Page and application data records
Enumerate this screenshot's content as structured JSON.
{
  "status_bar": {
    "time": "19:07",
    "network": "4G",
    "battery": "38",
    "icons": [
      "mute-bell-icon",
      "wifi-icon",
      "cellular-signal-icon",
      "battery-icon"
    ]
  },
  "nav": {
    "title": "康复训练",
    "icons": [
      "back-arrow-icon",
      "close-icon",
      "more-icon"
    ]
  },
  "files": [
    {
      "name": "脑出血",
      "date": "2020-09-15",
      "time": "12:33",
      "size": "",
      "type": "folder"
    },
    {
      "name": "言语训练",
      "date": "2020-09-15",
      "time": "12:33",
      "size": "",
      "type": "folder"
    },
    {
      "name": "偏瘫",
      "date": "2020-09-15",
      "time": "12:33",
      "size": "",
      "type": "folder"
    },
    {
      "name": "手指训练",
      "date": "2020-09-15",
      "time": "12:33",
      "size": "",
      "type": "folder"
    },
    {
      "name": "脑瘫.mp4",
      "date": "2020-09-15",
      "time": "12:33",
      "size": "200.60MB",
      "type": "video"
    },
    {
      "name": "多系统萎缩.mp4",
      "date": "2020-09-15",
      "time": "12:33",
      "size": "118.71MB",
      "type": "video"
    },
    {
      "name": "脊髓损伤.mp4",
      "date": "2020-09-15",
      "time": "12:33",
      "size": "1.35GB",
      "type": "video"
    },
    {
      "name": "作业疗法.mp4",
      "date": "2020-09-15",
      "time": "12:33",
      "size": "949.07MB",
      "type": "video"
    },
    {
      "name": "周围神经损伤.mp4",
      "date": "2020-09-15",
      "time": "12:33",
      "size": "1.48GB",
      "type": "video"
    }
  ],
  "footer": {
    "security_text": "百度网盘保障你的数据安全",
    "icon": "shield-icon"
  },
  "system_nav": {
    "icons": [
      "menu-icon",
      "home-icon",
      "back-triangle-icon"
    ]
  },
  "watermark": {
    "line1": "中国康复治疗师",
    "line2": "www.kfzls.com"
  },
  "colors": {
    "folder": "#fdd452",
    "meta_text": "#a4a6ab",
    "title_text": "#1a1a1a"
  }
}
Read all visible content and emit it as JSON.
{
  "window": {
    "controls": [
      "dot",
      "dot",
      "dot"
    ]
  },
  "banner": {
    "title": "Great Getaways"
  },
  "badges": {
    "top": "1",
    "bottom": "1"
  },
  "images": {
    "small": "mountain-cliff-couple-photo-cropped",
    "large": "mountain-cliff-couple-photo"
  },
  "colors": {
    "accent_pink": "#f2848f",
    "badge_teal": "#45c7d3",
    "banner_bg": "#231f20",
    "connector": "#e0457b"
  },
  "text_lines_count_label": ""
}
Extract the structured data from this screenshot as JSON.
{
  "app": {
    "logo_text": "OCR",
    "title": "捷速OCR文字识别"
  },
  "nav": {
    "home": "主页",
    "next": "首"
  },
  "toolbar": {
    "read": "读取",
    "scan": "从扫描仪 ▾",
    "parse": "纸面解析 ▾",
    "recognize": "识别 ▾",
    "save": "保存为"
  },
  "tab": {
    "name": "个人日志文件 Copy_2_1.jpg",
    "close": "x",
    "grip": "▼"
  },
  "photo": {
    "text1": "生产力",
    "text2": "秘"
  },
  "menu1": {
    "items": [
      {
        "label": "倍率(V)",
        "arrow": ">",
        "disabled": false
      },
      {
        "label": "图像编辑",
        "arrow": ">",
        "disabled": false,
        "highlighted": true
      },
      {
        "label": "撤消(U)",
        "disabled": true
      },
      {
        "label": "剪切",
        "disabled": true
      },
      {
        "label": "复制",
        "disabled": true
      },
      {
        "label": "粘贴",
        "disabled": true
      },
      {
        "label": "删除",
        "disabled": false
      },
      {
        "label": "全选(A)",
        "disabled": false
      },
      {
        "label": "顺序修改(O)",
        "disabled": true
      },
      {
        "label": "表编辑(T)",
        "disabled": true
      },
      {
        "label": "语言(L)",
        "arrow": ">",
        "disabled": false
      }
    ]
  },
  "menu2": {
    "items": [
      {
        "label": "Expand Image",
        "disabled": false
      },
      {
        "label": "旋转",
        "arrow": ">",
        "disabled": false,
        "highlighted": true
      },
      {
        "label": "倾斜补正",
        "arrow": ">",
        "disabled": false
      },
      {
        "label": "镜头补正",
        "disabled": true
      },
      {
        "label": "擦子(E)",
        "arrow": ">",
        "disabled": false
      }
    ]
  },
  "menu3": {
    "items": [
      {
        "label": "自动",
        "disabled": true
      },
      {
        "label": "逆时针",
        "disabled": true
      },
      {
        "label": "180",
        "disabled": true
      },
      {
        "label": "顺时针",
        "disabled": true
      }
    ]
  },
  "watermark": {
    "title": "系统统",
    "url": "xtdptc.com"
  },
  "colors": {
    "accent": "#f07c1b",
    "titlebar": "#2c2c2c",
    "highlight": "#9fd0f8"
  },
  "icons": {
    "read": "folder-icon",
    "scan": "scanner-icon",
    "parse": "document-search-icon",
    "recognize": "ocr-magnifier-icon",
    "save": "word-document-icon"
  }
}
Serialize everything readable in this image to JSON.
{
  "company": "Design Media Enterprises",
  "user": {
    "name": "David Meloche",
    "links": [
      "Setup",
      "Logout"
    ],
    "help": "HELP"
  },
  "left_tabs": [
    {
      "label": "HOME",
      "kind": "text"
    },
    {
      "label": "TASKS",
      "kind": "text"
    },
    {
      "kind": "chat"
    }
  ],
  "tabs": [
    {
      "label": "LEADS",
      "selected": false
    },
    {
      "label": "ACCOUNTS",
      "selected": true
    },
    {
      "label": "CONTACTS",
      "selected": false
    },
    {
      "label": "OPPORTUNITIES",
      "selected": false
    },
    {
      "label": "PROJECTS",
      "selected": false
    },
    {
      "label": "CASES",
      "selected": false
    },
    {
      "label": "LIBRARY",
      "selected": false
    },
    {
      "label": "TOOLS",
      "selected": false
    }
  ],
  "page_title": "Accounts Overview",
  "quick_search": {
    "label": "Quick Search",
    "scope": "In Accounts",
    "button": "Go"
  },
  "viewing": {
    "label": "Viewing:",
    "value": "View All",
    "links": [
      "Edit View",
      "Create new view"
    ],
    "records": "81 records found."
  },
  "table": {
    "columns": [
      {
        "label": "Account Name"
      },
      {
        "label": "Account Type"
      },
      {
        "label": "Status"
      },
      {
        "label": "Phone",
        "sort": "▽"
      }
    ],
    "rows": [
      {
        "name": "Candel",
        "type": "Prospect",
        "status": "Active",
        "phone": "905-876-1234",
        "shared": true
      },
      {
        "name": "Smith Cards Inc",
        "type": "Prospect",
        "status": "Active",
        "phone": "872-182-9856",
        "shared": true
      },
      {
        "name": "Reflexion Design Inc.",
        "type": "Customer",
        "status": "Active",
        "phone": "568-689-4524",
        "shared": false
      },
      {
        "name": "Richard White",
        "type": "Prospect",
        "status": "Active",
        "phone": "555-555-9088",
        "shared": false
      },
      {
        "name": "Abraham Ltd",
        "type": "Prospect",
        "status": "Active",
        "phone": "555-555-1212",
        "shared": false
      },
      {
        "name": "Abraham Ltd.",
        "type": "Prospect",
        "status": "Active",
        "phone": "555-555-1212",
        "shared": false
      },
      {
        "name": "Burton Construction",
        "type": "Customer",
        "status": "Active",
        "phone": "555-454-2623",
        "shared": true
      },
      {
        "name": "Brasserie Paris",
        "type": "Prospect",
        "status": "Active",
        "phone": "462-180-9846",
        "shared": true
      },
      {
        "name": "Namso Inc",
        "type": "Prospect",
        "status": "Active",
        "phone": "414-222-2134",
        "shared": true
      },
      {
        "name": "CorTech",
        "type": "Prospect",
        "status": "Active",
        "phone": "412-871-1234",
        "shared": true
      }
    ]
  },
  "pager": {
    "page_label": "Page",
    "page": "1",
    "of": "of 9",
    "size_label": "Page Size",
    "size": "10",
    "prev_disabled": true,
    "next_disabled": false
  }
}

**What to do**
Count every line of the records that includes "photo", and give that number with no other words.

**Your response**
3